| Requirement |
Skip the images and restate every line of the records exactly.

================================

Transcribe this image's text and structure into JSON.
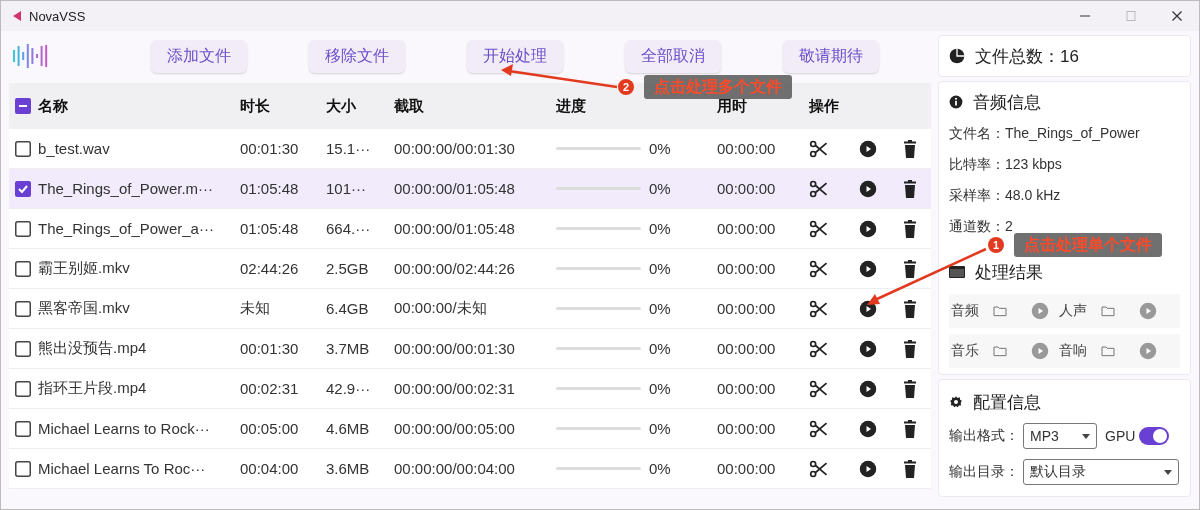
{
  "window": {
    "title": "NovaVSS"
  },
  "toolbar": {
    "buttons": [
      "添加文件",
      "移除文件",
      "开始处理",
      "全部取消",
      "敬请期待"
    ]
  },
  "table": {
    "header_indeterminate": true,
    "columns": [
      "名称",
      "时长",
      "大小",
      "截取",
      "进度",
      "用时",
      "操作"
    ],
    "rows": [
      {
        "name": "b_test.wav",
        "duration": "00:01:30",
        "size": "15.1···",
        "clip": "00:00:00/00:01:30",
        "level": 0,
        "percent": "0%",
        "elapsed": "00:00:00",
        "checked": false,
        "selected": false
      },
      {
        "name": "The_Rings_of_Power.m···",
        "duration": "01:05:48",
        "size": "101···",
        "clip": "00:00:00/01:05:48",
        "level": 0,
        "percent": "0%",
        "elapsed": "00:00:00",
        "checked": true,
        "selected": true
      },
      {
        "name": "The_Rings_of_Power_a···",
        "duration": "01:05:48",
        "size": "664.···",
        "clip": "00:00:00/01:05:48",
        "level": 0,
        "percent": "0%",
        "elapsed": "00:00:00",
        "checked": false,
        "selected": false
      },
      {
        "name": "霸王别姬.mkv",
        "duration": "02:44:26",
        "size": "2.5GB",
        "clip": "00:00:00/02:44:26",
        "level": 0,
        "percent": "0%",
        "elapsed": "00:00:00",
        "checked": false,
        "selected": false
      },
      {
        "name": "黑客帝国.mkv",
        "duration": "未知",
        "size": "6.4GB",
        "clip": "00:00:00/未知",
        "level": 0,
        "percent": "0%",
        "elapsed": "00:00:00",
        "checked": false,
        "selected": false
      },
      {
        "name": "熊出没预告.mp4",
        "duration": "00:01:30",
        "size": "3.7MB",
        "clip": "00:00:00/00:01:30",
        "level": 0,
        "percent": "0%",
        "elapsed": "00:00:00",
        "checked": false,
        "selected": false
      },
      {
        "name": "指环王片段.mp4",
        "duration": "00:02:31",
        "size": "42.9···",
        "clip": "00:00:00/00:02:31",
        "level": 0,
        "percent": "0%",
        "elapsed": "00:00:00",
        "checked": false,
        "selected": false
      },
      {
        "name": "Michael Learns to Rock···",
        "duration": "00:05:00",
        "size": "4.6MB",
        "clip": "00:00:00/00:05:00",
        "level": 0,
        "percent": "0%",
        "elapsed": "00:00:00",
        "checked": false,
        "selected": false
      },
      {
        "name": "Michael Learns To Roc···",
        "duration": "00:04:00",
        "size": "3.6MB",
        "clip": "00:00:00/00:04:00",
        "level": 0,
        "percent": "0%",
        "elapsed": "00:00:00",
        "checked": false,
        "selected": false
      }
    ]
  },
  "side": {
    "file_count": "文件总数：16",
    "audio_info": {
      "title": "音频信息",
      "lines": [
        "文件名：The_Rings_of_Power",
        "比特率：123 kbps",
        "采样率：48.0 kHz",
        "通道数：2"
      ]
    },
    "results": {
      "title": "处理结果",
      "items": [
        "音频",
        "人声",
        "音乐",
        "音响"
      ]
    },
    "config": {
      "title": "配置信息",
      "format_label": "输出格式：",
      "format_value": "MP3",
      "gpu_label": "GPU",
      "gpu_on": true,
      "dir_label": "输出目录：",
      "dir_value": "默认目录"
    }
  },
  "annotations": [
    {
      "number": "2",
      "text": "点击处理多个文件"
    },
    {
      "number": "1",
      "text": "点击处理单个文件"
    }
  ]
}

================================

| Result of the exercise |
Transcribe this image's text and structure into JSON.
{
  "window": {
    "title": "NovaVSS"
  },
  "toolbar": {
    "buttons": [
      "添加文件",
      "移除文件",
      "开始处理",
      "全部取消",
      "敬请期待"
    ]
  },
  "table": {
    "header_indeterminate": true,
    "columns": [
      "名称",
      "时长",
      "大小",
      "截取",
      "进度",
      "用时",
      "操作"
    ],
    "rows": [
      {
        "name": "b_test.wav",
        "duration": "00:01:30",
        "size": "15.1···",
        "clip": "00:00:00/00:01:30",
        "level": 0,
        "percent": "0%",
        "elapsed": "00:00:00",
        "checked": false,
        "selected": false
      },
      {
        "name": "The_Rings_of_Power.m···",
        "duration": "01:05:48",
        "size": "101···",
        "clip": "00:00:00/01:05:48",
        "level": 0,
        "percent": "0%",
        "elapsed": "00:00:00",
        "checked": true,
        "selected": true
      },
      {
        "name": "The_Rings_of_Power_a···",
        "duration": "01:05:48",
        "size": "664.···",
        "clip": "00:00:00/01:05:48",
        "level": 0,
        "percent": "0%",
        "elapsed": "00:00:00",
        "checked": false,
        "selected": false
      },
      {
        "name": "霸王别姬.mkv",
        "duration": "02:44:26",
        "size": "2.5GB",
        "clip": "00:00:00/02:44:26",
        "level": 0,
        "percent": "0%",
        "elapsed": "00:00:00",
        "checked": false,
        "selected": false
      },
      {
        "name": "黑客帝国.mkv",
        "duration": "未知",
        "size": "6.4GB",
        "clip": "00:00:00/未知",
        "level": 0,
        "percent": "0%",
        "elapsed": "00:00:00",
        "checked": false,
        "selected": false
      },
      {
        "name": "熊出没预告.mp4",
        "duration": "00:01:30",
        "size": "3.7MB",
        "clip": "00:00:00/00:01:30",
        "level": 0,
        "percent": "0%",
        "elapsed": "00:00:00",
        "checked": false,
        "selected": false
      },
      {
        "name": "指环王片段.mp4",
        "duration": "00:02:31",
        "size": "42.9···",
        "clip": "00:00:00/00:02:31",
        "level": 0,
        "percent": "0%",
        "elapsed": "00:00:00",
        "checked": false,
        "selected": false
      },
      {
        "name": "Michael Learns to Rock···",
        "duration": "00:05:00",
        "size": "4.6MB",
        "clip": "00:00:00/00:05:00",
        "level": 0,
        "percent": "0%",
        "elapsed": "00:00:00",
        "checked": false,
        "selected": false
      },
      {
        "name": "Michael Learns To Roc···",
        "duration": "00:04:00",
        "size": "3.6MB",
        "clip": "00:00:00/00:04:00",
        "level": 0,
        "percent": "0%",
        "elapsed": "00:00:00",
        "checked": false,
        "selected": false
      }
    ]
  },
  "side": {
    "file_count": "文件总数：16",
    "audio_info": {
      "title": "音频信息",
      "lines": [
        "文件名：The_Rings_of_Power",
        "比特率：123 kbps",
        "采样率：48.0 kHz",
        "通道数：2"
      ]
    },
    "results": {
      "title": "处理结果",
      "items": [
        "音频",
        "人声",
        "音乐",
        "音响"
      ]
    },
    "config": {
      "title": "配置信息",
      "format_label": "输出格式：",
      "format_value": "MP3",
      "gpu_label": "GPU",
      "gpu_on": true,
      "dir_label": "输出目录：",
      "dir_value": "默认目录"
    }
  },
  "annotations": [
    {
      "number": "2",
      "text": "点击处理多个文件"
    },
    {
      "number": "1",
      "text": "点击处理单个文件"
    }
  ]
}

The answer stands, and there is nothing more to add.